___ MATERIAL SHOWN ___

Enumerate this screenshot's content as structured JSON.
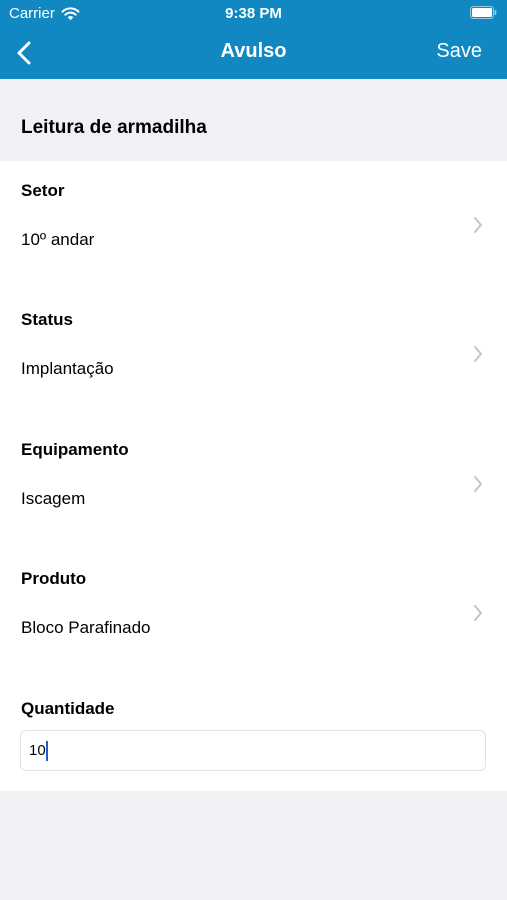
{
  "status_bar": {
    "carrier": "Carrier",
    "time": "9:38 PM"
  },
  "navbar": {
    "title": "Avulso",
    "save_label": "Save",
    "back_icon": "chevron-left-icon"
  },
  "section": {
    "title": "Leitura de armadilha"
  },
  "form": {
    "rows": [
      {
        "label": "Setor",
        "value": "10º andar"
      },
      {
        "label": "Status",
        "value": "Implantação"
      },
      {
        "label": "Equipamento",
        "value": "Iscagem"
      },
      {
        "label": "Produto",
        "value": "Bloco Parafinado"
      }
    ],
    "quantity": {
      "label": "Quantidade",
      "value": "10"
    }
  },
  "colors": {
    "accent": "#1188c1",
    "background": "#f1f1f5",
    "caret": "#1a5bd6"
  }
}
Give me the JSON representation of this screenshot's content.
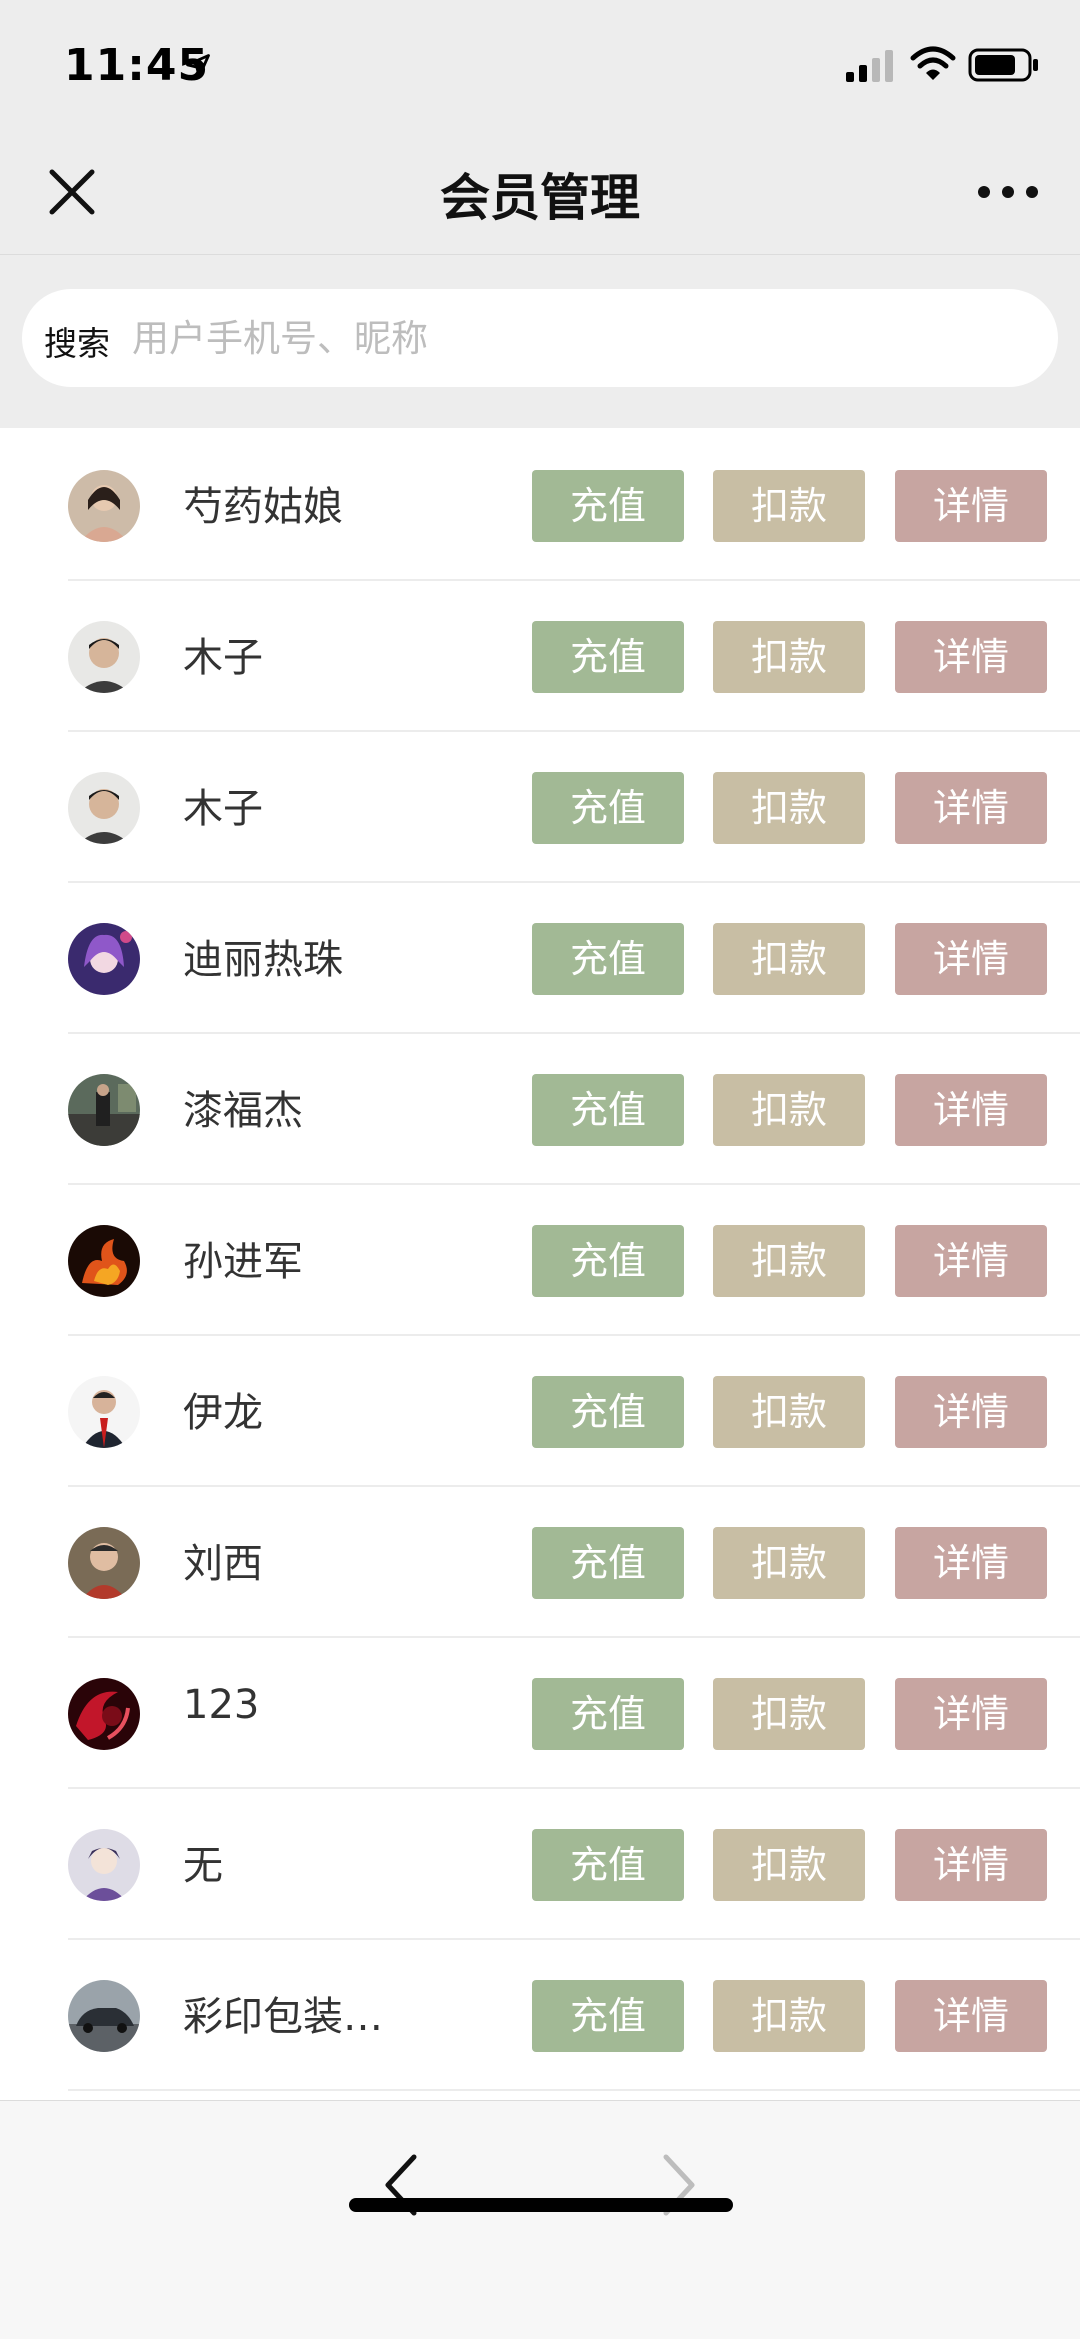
{
  "status_bar": {
    "time": "11:45",
    "icons": [
      "location-arrow-icon",
      "signal-icon",
      "wifi-icon",
      "battery-icon"
    ]
  },
  "nav": {
    "title": "会员管理",
    "close_icon": "close-icon",
    "more_icon": "more-icon"
  },
  "search": {
    "label": "搜索",
    "placeholder": "用户手机号、昵称",
    "value": ""
  },
  "buttons": {
    "recharge": "充值",
    "deduct": "扣款",
    "detail": "详情"
  },
  "members": [
    {
      "name": "芍药姑娘",
      "avatar": "woman-photo"
    },
    {
      "name": "木子",
      "avatar": "man-photo"
    },
    {
      "name": "木子",
      "avatar": "man-photo"
    },
    {
      "name": "迪丽热珠",
      "avatar": "anime-girl"
    },
    {
      "name": "漆福杰",
      "avatar": "street-photo"
    },
    {
      "name": "孙进军",
      "avatar": "fire-photo"
    },
    {
      "name": "伊龙",
      "avatar": "suit-man"
    },
    {
      "name": "刘西",
      "avatar": "child-photo"
    },
    {
      "name": "123",
      "avatar": "red-abstract"
    },
    {
      "name": "无",
      "avatar": "cartoon-boy"
    },
    {
      "name": "彩印包装…",
      "avatar": "car-photo"
    }
  ],
  "toolbar": {
    "back_icon": "back-arrow-icon",
    "forward_icon": "forward-arrow-icon",
    "forward_enabled": false
  },
  "colors": {
    "recharge": "#a2b995",
    "deduct": "#c8bea4",
    "detail": "#c7a5a1",
    "background": "#ededed"
  }
}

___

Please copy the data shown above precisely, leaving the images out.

* _RESPONSE TO THIS EXERCISE_
Enumerate this screenshot's content as structured JSON.
{
  "status_bar": {
    "carrier": "Carrier",
    "time": "9:38 PM"
  },
  "navbar": {
    "title": "Avulso",
    "save_label": "Save",
    "back_icon": "chevron-left-icon"
  },
  "section": {
    "title": "Leitura de armadilha"
  },
  "form": {
    "rows": [
      {
        "label": "Setor",
        "value": "10º andar"
      },
      {
        "label": "Status",
        "value": "Implantação"
      },
      {
        "label": "Equipamento",
        "value": "Iscagem"
      },
      {
        "label": "Produto",
        "value": "Bloco Parafinado"
      }
    ],
    "quantity": {
      "label": "Quantidade",
      "value": "10"
    }
  },
  "colors": {
    "accent": "#1188c1",
    "background": "#f1f1f5",
    "caret": "#1a5bd6"
  }
}
Give me the JSON representation of this screenshot's content.
{
  "status_bar": {
    "time": "11:45",
    "icons": [
      "location-arrow-icon",
      "signal-icon",
      "wifi-icon",
      "battery-icon"
    ]
  },
  "nav": {
    "title": "会员管理",
    "close_icon": "close-icon",
    "more_icon": "more-icon"
  },
  "search": {
    "label": "搜索",
    "placeholder": "用户手机号、昵称",
    "value": ""
  },
  "buttons": {
    "recharge": "充值",
    "deduct": "扣款",
    "detail": "详情"
  },
  "members": [
    {
      "name": "芍药姑娘",
      "avatar": "woman-photo"
    },
    {
      "name": "木子",
      "avatar": "man-photo"
    },
    {
      "name": "木子",
      "avatar": "man-photo"
    },
    {
      "name": "迪丽热珠",
      "avatar": "anime-girl"
    },
    {
      "name": "漆福杰",
      "avatar": "street-photo"
    },
    {
      "name": "孙进军",
      "avatar": "fire-photo"
    },
    {
      "name": "伊龙",
      "avatar": "suit-man"
    },
    {
      "name": "刘西",
      "avatar": "child-photo"
    },
    {
      "name": "123",
      "avatar": "red-abstract"
    },
    {
      "name": "无",
      "avatar": "cartoon-boy"
    },
    {
      "name": "彩印包装…",
      "avatar": "car-photo"
    }
  ],
  "toolbar": {
    "back_icon": "back-arrow-icon",
    "forward_icon": "forward-arrow-icon",
    "forward_enabled": false
  },
  "colors": {
    "recharge": "#a2b995",
    "deduct": "#c8bea4",
    "detail": "#c7a5a1",
    "background": "#ededed"
  }
}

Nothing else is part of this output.